May 2, 2017
This week we will get evidence of which jobs report was an accurate
depiction of the current employment picture. The January and February jobs
report showed major increases of over 200,000 jobs. The March jobs report
showed a relatively modest increase of just under 100,000 jobs. The average
for the past 12 months has been about 180,000 jobs per month and, therefore,
the quarterly numbers were right on target in this regard.
The question is, will we return to the strong numbers of January and
February, stay with the lower figure for March, or move back to the norm? If
you are confused as to where the true numbers lie, imagine what the Federal
Reserve Board must be thinking when they meet this week. They don’t get the
benefit of April’s numbers because they meet before the employment report is
released. And yet they must decide whether to raise rates again at this
Most are predicting that the Fed will hold steady at this week’s meeting.
Until last week, the stock market had cooled significantly since their last
meeting, international tensions are higher and the inflation data released
recently was decidedly tame. Of course, we can’t predict their decision, but
the evidence supports this hunch. As we have pointed out in the past, the
Fed controls short-term rates and if the Fed acts when the markets are not

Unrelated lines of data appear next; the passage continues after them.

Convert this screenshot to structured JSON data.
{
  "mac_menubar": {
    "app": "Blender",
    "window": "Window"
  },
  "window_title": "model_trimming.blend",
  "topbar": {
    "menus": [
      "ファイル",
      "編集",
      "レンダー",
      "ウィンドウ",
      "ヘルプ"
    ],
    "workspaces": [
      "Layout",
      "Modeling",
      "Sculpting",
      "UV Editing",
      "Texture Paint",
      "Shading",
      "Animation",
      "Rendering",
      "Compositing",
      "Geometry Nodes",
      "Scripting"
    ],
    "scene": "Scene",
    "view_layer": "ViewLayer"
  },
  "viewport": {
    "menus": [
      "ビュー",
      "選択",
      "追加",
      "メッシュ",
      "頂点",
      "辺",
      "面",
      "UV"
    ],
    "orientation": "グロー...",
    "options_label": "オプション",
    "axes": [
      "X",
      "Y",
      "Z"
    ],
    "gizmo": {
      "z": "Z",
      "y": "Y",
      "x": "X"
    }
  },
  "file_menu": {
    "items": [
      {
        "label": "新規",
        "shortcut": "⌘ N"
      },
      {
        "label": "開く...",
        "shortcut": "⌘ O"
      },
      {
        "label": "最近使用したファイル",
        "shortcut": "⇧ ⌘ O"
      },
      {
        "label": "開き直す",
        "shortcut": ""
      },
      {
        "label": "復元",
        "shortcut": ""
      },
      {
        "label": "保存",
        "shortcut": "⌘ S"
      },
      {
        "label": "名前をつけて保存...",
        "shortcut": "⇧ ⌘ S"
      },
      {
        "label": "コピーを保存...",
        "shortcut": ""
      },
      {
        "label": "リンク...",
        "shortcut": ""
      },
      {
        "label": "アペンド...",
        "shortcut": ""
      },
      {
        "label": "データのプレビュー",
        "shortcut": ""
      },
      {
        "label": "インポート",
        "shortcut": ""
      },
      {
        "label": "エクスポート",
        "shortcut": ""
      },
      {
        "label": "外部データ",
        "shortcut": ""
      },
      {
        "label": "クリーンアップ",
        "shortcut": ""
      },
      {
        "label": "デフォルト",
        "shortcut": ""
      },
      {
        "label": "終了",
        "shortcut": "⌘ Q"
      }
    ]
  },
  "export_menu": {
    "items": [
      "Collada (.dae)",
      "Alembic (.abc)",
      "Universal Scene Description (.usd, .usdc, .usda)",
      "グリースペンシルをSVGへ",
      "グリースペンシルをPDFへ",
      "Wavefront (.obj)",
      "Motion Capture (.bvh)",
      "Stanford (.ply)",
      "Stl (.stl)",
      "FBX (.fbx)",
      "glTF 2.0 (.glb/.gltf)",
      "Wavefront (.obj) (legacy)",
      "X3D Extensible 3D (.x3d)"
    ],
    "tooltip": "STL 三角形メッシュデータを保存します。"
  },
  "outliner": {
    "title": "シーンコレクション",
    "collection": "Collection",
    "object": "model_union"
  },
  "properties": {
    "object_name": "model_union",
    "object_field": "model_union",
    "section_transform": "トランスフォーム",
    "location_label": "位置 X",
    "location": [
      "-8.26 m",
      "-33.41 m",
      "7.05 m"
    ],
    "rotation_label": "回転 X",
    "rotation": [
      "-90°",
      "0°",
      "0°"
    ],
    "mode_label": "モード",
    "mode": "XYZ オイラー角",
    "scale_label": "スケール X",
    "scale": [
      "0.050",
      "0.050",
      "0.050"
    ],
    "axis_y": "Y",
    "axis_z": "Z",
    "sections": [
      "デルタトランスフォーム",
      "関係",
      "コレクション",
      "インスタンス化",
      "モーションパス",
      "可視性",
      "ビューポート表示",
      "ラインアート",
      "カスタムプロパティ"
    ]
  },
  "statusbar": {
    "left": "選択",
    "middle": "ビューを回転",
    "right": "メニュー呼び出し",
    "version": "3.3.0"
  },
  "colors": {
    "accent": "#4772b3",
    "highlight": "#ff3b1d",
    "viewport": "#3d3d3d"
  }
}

expecting it, volatility in the bond and stock markets can follow. It will
be an interesting week.
Source: Origination Pro